Hardie Grant Travel acquires Steffensen’s book on Indigenous fire management
Hardie Grant Travel has acquired world rights to Fire Country, the memoir of Indigenous fire practitioner Victor Steffensen.
Steffensen is a Tagalaka descendant from Far North Queensland who is dedicated to revitalising ancient Indigenous fire knowledge across Australia and abroad. Along with his teachers, Awu-Laya elders George Musgrave and Tommy George, Steffensen created an initiative that helped revive Aboriginal fire practices in the remote Cape York Peninsula in 1992, with their ongoing work recognised by mainstream agencies.
Hardie Grant Travel acquired rights to the book in the past several weeks and decided to publish it in March 2020 due to the current surge of bushfires across Australia.
Publisher Melissa Kayser says, ‘I came across Victor’s work while reading reports of the recent bushfires, and once I understood how much of what’s happening across Australia is in fact avoidable, I felt it was necessary to bring this knowledge to a wider audience as soon as possible. I continue to be amazed by the generosity of First Nations people, as Victor’s main aim is to share his knowledge with all Australians. His writing is unassuming and honest, making his story incredibly compelling.’

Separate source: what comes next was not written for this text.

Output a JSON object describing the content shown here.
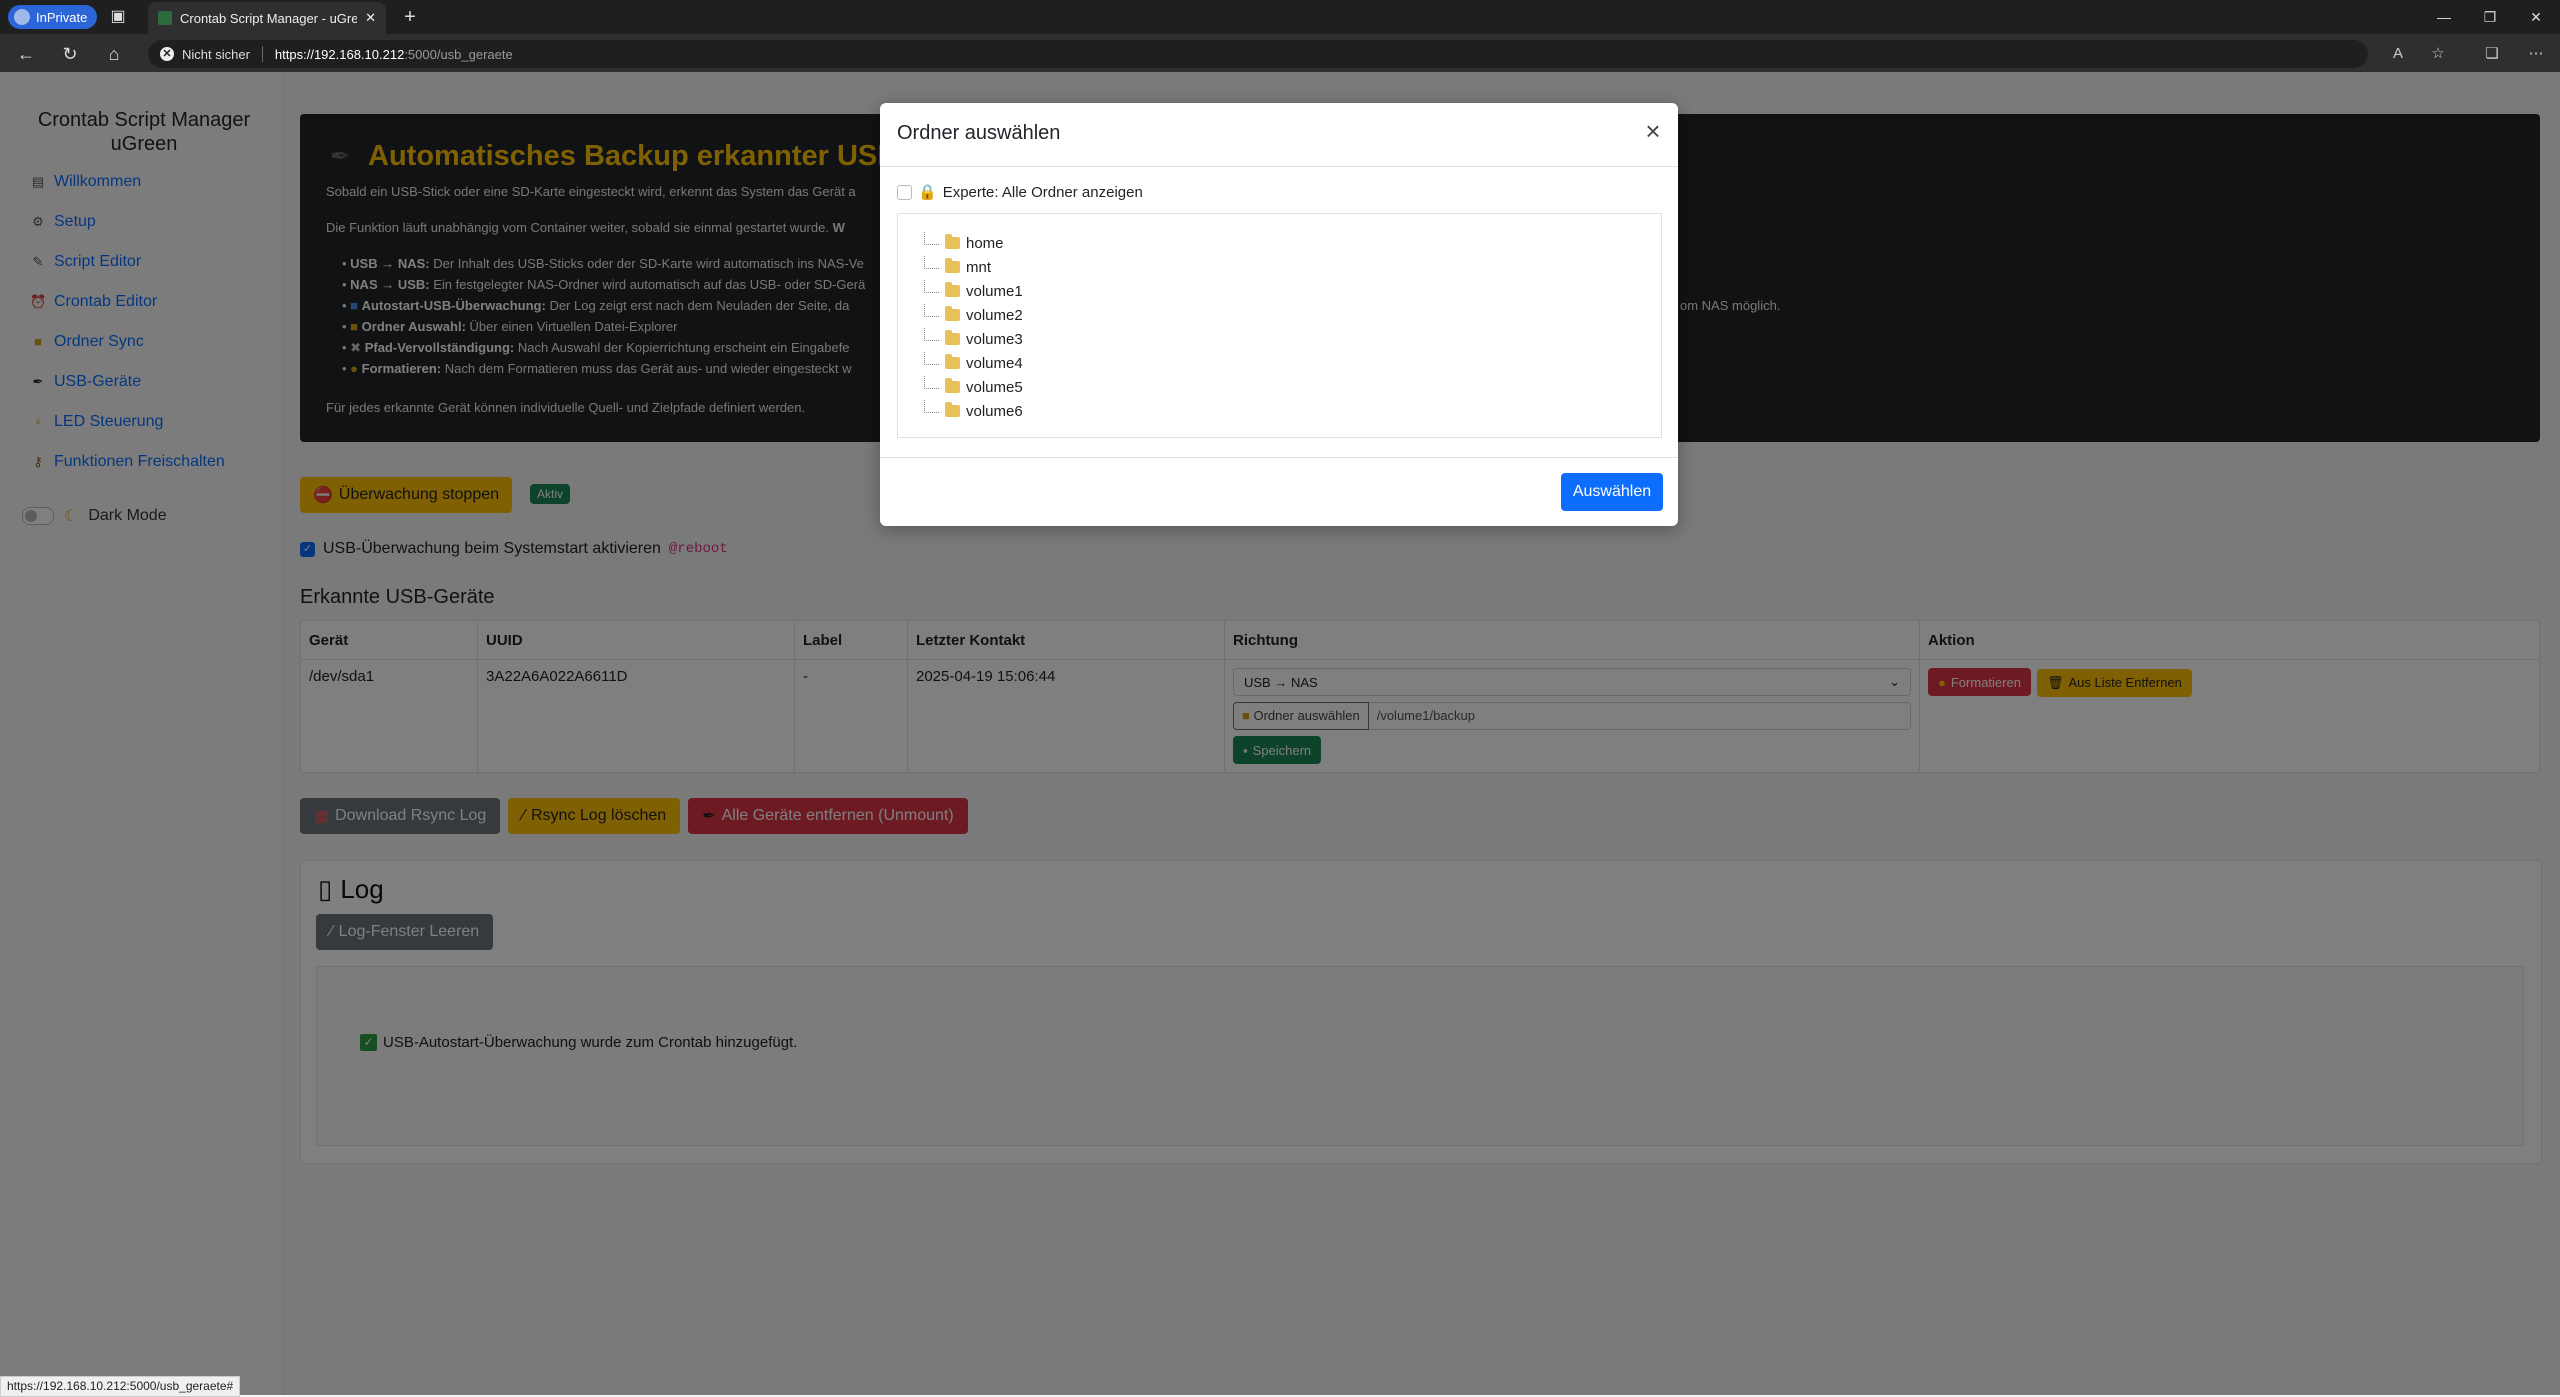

Steffensen said he hopes Fire Country will be a turning point for younger generations of Australians to reconnect with the land again. ‘The process of implementing Aboriginal fire knowledge has been a long, hard road,’ said Steffensen. ‘This book comes with strong intentions to recognise and respect the value of Indigenous knowledge in the country that we share. With the rise of climate change and devastating wildfires degrading our landscapes, this book is written in the hope that people will reconnect with the land and prevail against one of the world’s toughest environmental challenges in its history.’